The existing siphon is almost 100 years old and at the end of its service life. It’s amazing to realize that the two large cast iron pipes that make up the siphon can carry up to 220 million gallons of sewage and stormwater per day from a 100-square-mile service area covering a large portion of north Seattle and even parts of north King and Snohomish counties. From the Queen Anne side of the siphon, a single large pipe delivers the charge to the West Point Treatment Plant in Discovery Park.
The remaining work now consists of connecting the existing sewer line to the new siphons via a 9-foot diameter pipe and the construction of an odor-control facility.
When I purchased my first iPad 5 years ago, I was excited to try out various drawing apps designed for the digital tablet. Disappointed with the lag time and feel of the styli available at the time, I resorted to drawing with my finger instead. At first, it was liberating to sketch so loosely but I soon returned to drawing with a fountain pen on real paper. I missed the feel of a metal nib flowing liquid ink onto a paper surface.

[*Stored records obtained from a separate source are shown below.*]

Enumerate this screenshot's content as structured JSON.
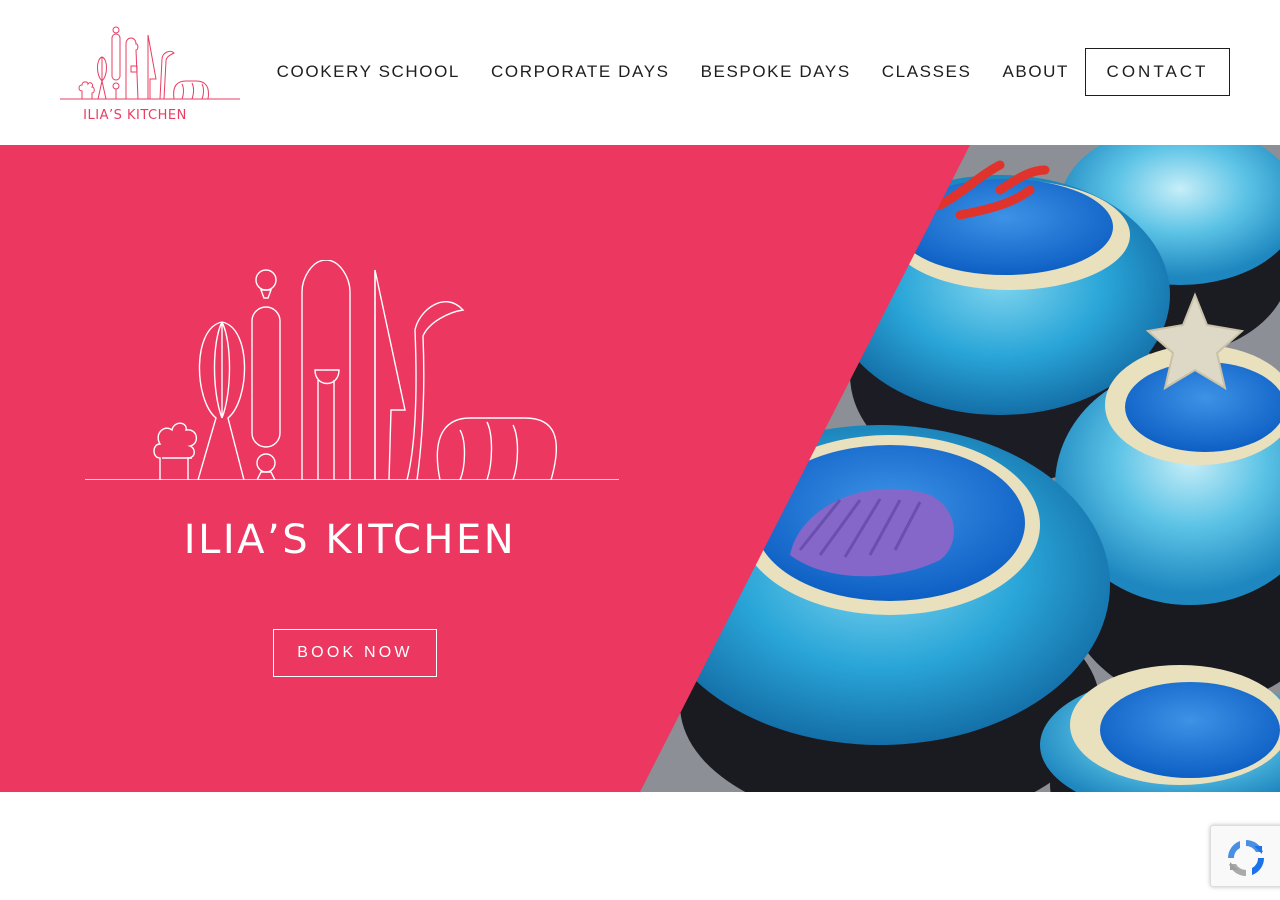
{
  "brand": {
    "logo_text": "ILIA’S KITCHEN",
    "accent_color": "#e83d62"
  },
  "nav": {
    "items": [
      {
        "label": "COOKERY SCHOOL"
      },
      {
        "label": "CORPORATE DAYS"
      },
      {
        "label": "BESPOKE DAYS"
      },
      {
        "label": "CLASSES"
      },
      {
        "label": "ABOUT"
      }
    ],
    "contact_label": "CONTACT"
  },
  "hero": {
    "title": "ILIA’S KITCHEN",
    "button_label": "BOOK NOW",
    "background_color": "#ec3760",
    "image_subject": "blue-frosted-cupcakes"
  },
  "widgets": {
    "recaptcha_icon": "recaptcha-icon"
  }
}
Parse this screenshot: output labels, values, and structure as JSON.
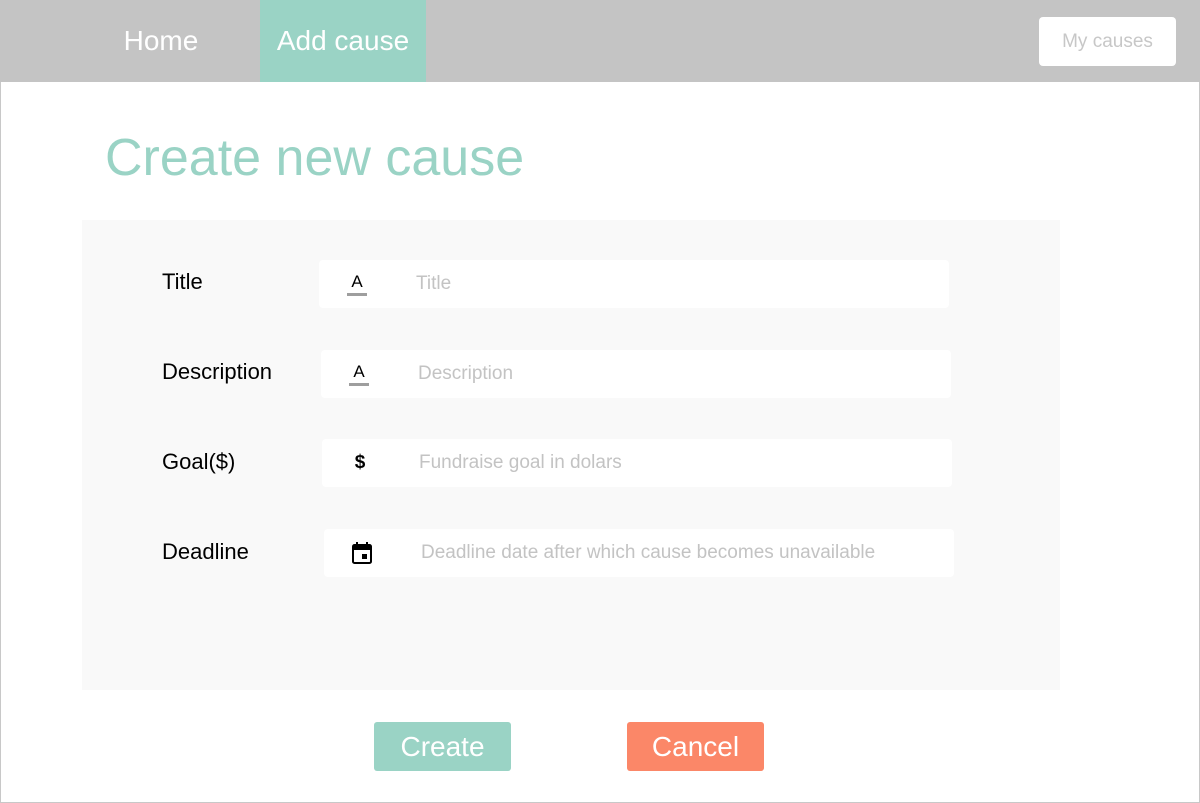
{
  "nav": {
    "home_label": "Home",
    "add_cause_label": "Add cause",
    "my_causes_label": "My causes"
  },
  "page": {
    "title": "Create new cause"
  },
  "form": {
    "title": {
      "label": "Title",
      "placeholder": "Title",
      "icon": "text-format-icon",
      "icon_glyph": "A"
    },
    "description": {
      "label": "Description",
      "placeholder": "Description",
      "icon": "text-format-icon",
      "icon_glyph": "A"
    },
    "goal": {
      "label": "Goal($)",
      "placeholder": "Fundraise goal in dolars",
      "icon": "dollar-icon",
      "icon_glyph": "$"
    },
    "deadline": {
      "label": "Deadline",
      "placeholder": "Deadline date after which cause becomes unavailable",
      "icon": "calendar-icon"
    }
  },
  "actions": {
    "create_label": "Create",
    "cancel_label": "Cancel"
  },
  "colors": {
    "accent": "#9ad3c5",
    "cancel": "#fb8768",
    "topbar": "#c4c4c4",
    "panel": "#f9f9f9",
    "placeholder": "#c3c3c3"
  }
}
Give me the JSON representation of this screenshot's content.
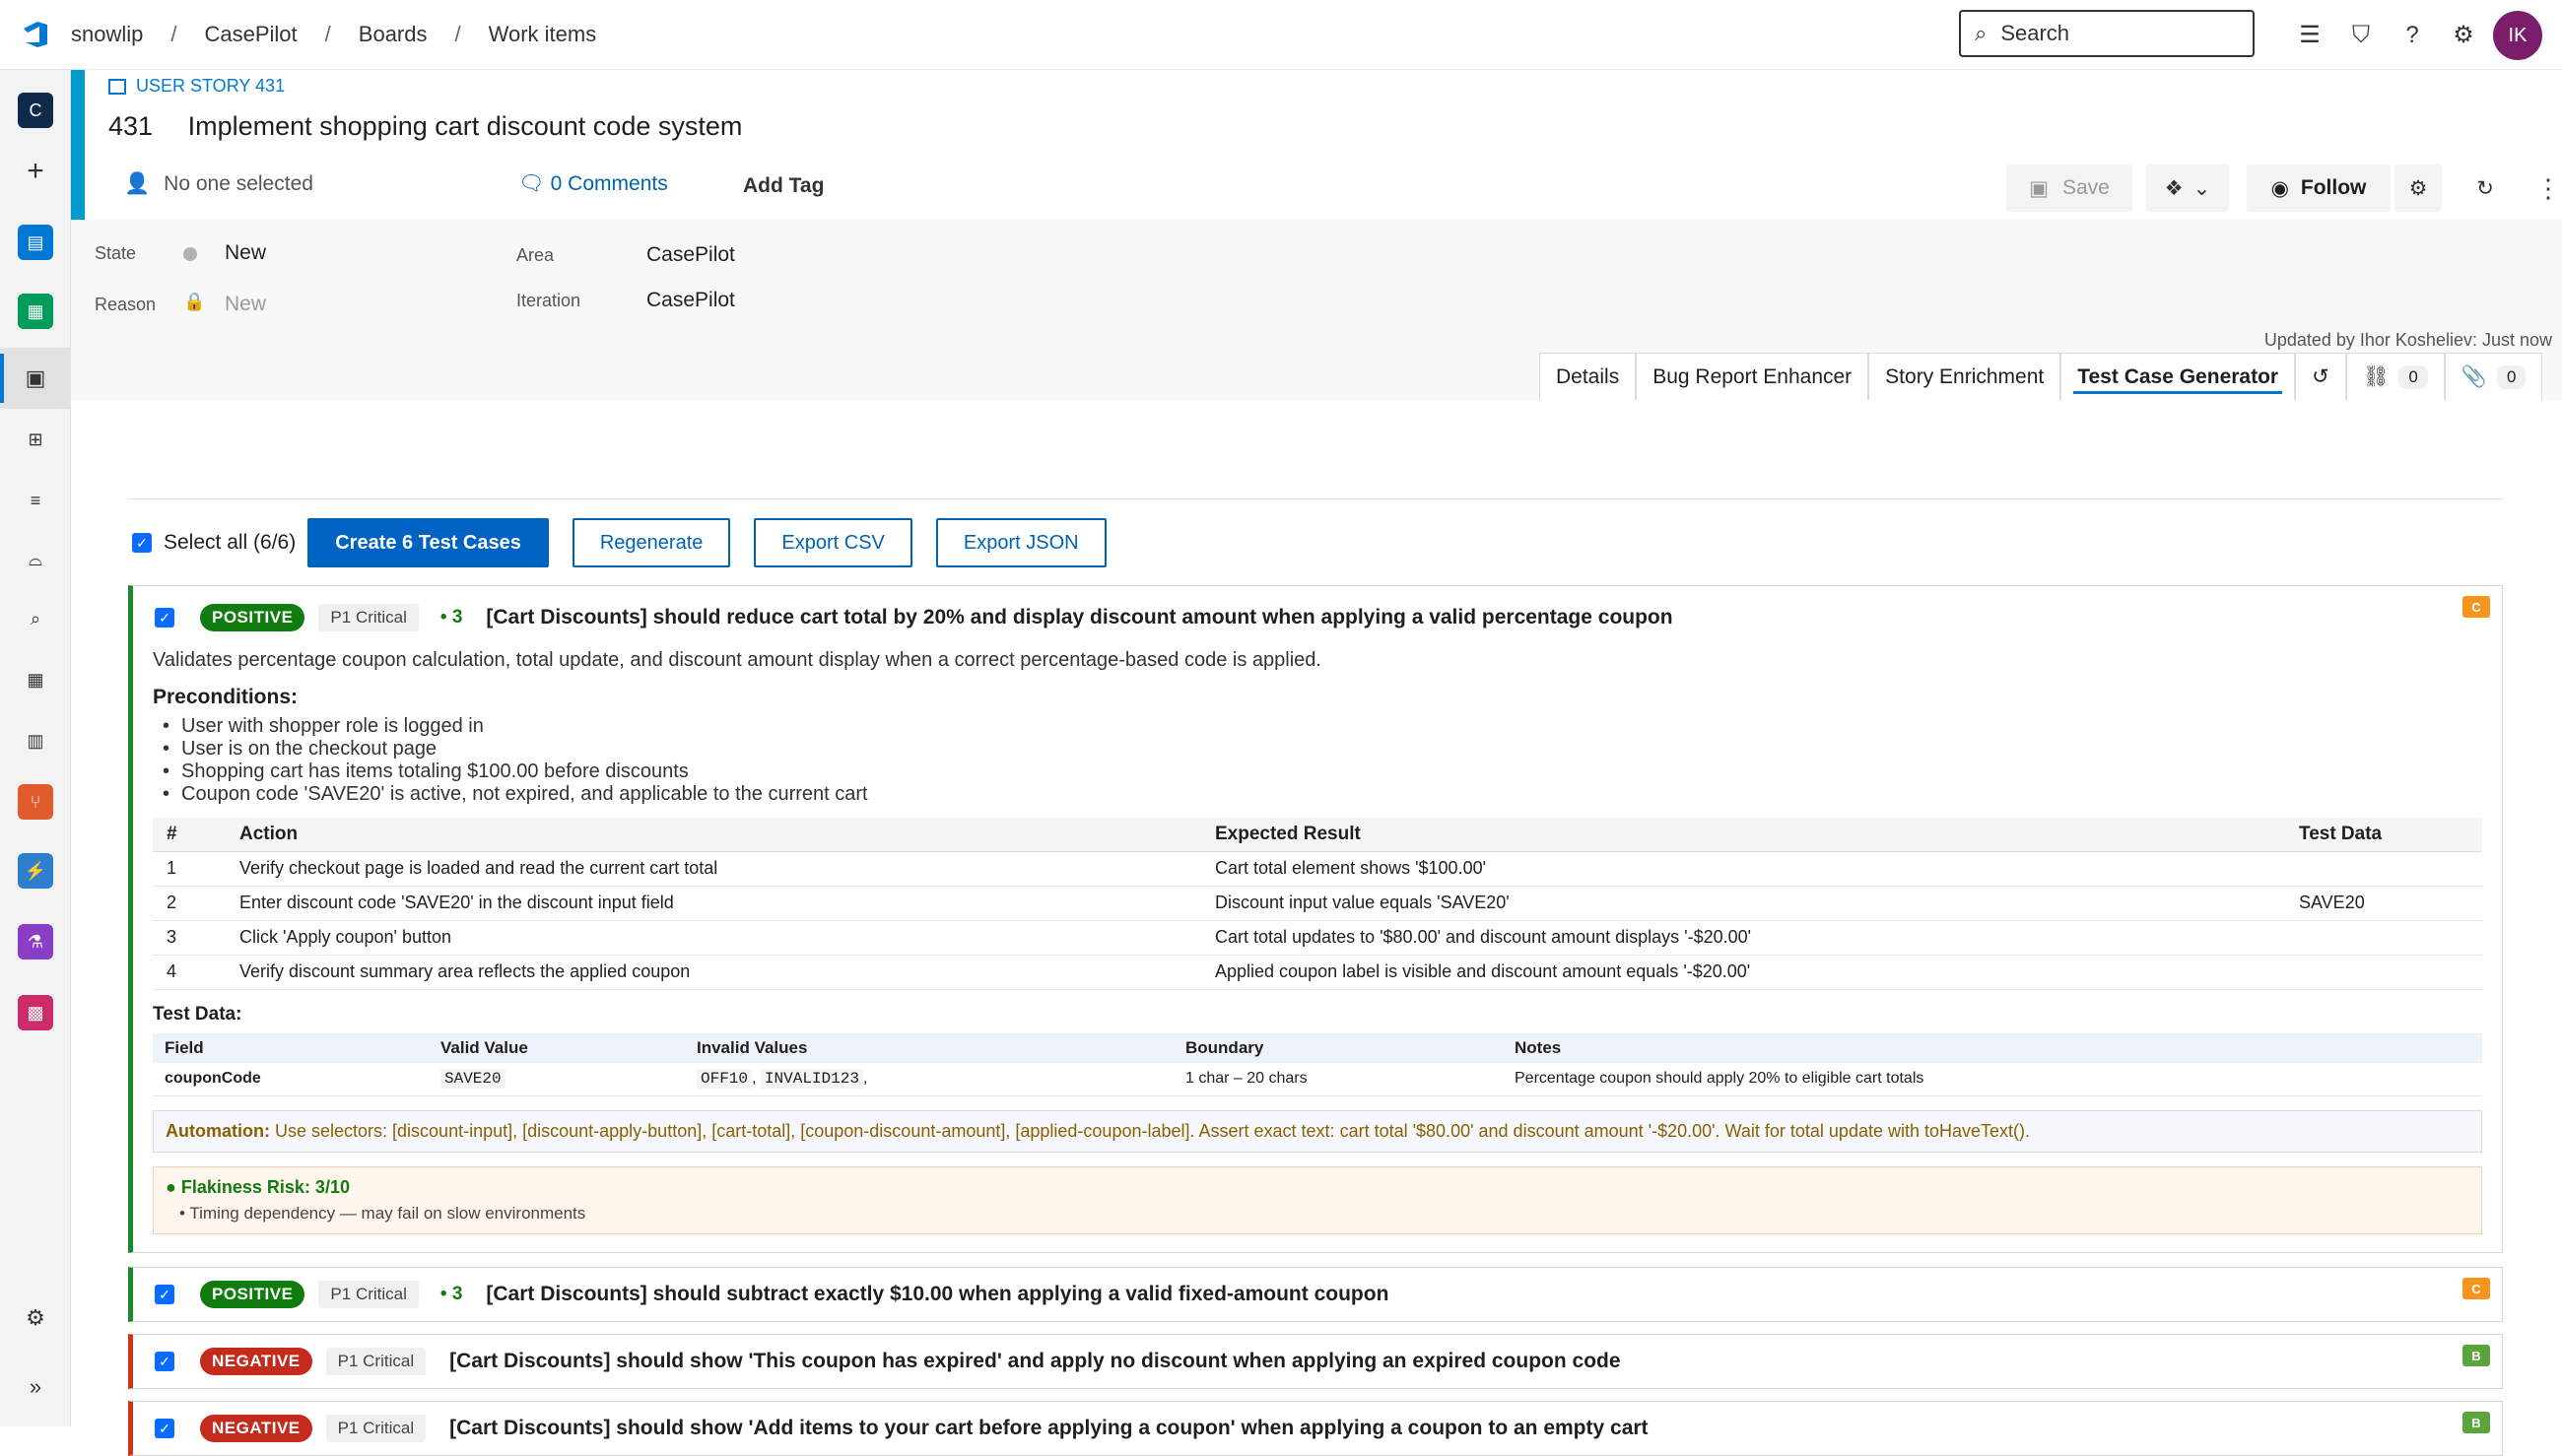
{
  "topbar": {
    "breadcrumbs": [
      "snowlip",
      "CasePilot",
      "Boards",
      "Work items"
    ],
    "search_placeholder": "Search",
    "avatar_initials": "IK"
  },
  "leftnav": {
    "project_initial": "C"
  },
  "work_item": {
    "type_label": "USER STORY 431",
    "id": "431",
    "title": "Implement shopping cart discount code system",
    "assignee": "No one selected",
    "comments": "0 Comments",
    "add_tag": "Add Tag",
    "save": "Save",
    "follow": "Follow"
  },
  "fields": {
    "state_label": "State",
    "state_value": "New",
    "reason_label": "Reason",
    "reason_value": "New",
    "area_label": "Area",
    "area_value": "CasePilot",
    "iteration_label": "Iteration",
    "iteration_value": "CasePilot"
  },
  "updated": "Updated by Ihor Kosheliev: Just now",
  "tabs": {
    "details": "Details",
    "bug": "Bug Report Enhancer",
    "story": "Story Enrichment",
    "tcg": "Test Case Generator",
    "links_count": "0",
    "attach_count": "0"
  },
  "toolbar": {
    "select_all": "Select all (6/6)",
    "create": "Create 6 Test Cases",
    "regenerate": "Regenerate",
    "export_csv": "Export CSV",
    "export_json": "Export JSON"
  },
  "card1": {
    "badge": "POSITIVE",
    "priority": "P1 Critical",
    "steps": "• 3",
    "title": "[Cart Discounts] should reduce cart total by 20% and display discount amount when applying a valid percentage coupon",
    "grade": "C",
    "description": "Validates percentage coupon calculation, total update, and discount amount display when a correct percentage-based code is applied.",
    "preconditions_heading": "Preconditions:",
    "preconditions": [
      "User with shopper role is logged in",
      "User is on the checkout page",
      "Shopping cart has items totaling $100.00 before discounts",
      "Coupon code 'SAVE20' is active, not expired, and applicable to the current cart"
    ],
    "steps_headers": [
      "#",
      "Action",
      "Expected Result",
      "Test Data"
    ],
    "steps_rows": [
      [
        "1",
        "Verify checkout page is loaded and read the current cart total",
        "Cart total element shows '$100.00'",
        ""
      ],
      [
        "2",
        "Enter discount code 'SAVE20' in the discount input field",
        "Discount input value equals 'SAVE20'",
        "SAVE20"
      ],
      [
        "3",
        "Click 'Apply coupon' button",
        "Cart total updates to '$80.00' and discount amount displays '-$20.00'",
        ""
      ],
      [
        "4",
        "Verify discount summary area reflects the applied coupon",
        "Applied coupon label is visible and discount amount equals '-$20.00'",
        ""
      ]
    ],
    "test_data_heading": "Test Data:",
    "td_headers": [
      "Field",
      "Valid Value",
      "Invalid Values",
      "Boundary",
      "Notes"
    ],
    "td_row": {
      "field": "couponCode",
      "valid": "SAVE20",
      "invalid1": "OFF10",
      "invalid2": "INVALID123",
      "boundary": "1 char – 20 chars",
      "notes": "Percentage coupon should apply 20% to eligible cart totals"
    },
    "automation_label": "Automation:",
    "automation_text": "Use selectors: [discount-input], [discount-apply-button], [cart-total], [coupon-discount-amount], [applied-coupon-label]. Assert exact text: cart total '$80.00' and discount amount '-$20.00'. Wait for total update with toHaveText().",
    "flaky_heading": "● Flakiness Risk: 3/10",
    "flaky_item": "Timing dependency — may fail on slow environments"
  },
  "card2": {
    "badge": "POSITIVE",
    "priority": "P1 Critical",
    "steps": "• 3",
    "title": "[Cart Discounts] should subtract exactly $10.00 when applying a valid fixed-amount coupon",
    "grade": "C"
  },
  "card3": {
    "badge": "NEGATIVE",
    "priority": "P1 Critical",
    "title": "[Cart Discounts] should show 'This coupon has expired' and apply no discount when applying an expired coupon code",
    "grade": "B"
  },
  "card4": {
    "badge": "NEGATIVE",
    "priority": "P1 Critical",
    "title": "[Cart Discounts] should show 'Add items to your cart before applying a coupon' when applying a coupon to an empty cart",
    "grade": "B"
  }
}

Hearing about the new Apple Pencil, I decided to try it out with the Procreate app. Here are a few examples.
I found that while the Apple Pencil had less lag and better “feel” than other styli I have tired, there was no doubt that I was drawing on a glass surface. Also, while the iPad has good palm rejection technology, I still inadvertently touched certain menus and options while drawing in the Procreate app, causing unintentional effects to occur randomly. Even so, realizing that I am not using all of the drawing app’s capabilities, I’m resolved to continue to experiment with the new media.
The process of handlettering and drawing camera-ready pages for my books continued throughout the 1980s. But in the early 1990s, armed with an Apple Macintosh SE, a laser printer, and digital typography, I made my first foray into using digital technology as I prepared A Visual Dictionary of Architecture.
After assembling and organizing the terms and definitions into sets, I laid the material out on oversized sheets in Aldus Pagemaker. It was fortuitous that Adobe had just recently scanned my handlettering and created the digital font, Tekton, which I used for the dictionary terms and definitions. After printing the pages out, I laid tracing paper over each page and roughed out the size and position of each illustration to fit. I would then work back and forth, adjusting the placement of text in Pagemaker as necessary to accommodate the illustrations before doing the final drawings by hand on Clearprint vellum. After having the drawings scanned, I placed the .tiff files into the Pagemaker files.
In 2000, I began working with Steve Winkel on the first edition of Building Codes Illustrated. Knowing that the International Building Code, on which the text was based, was going to be updated every three years, I decided to do all of the drawings in Adobe Illustrator, learning the program on the fly.
I use Illustrator basically as a drafting tool to create the visual ideas I have in mind. The many benefits of vector graphics include: using the Save As capability to try out different options; having precise control over line weights and tonal values; being able to resize drawings easily to fit a page layout; and reusing elements that I had already drawn. Most importantly, when working on a revision, instead of having to completely redo a hand drawing, I can open an existing drawing file and make the necessary changes to create the updated version.
Because I am using digital tools more and more in my bookmaking, I cherish even more the opportunities to draw by hand when out on location. Even as I experiment with drawing on my iPad, the connection between eye, mind, and hand when I draw with a fountain pen in a sketchbook remains a pleasure.
Seeing and drawing this humble hobby shop in Edmonds reminded me of how much I loved building models of all kinds—planes, trains, ships, and for a very brief time, even classical guitars. As you can see in this photo, I still have a few around.
Despite the allure of digital models and fabrication techniques, we can still learn a lot by working with real materials with one’s own hands, feeling attributes such as weight, texture, and grain. Unlike digital models, real materials tell us if we try to make them do things that they are not capable of. And in assembling physical models, we learn that sequence is crucial to success. We can turn a physical model over, not in our heads as we sometimes do with drawings or on the computer monitor as we do with digital models, but in real space and in real time. One can examine materials and joinery closely one moment, and then look at the whole from a more objective distance the next.
I still have a few model kits, just in case I ever find myself with some free time and nothing better to do.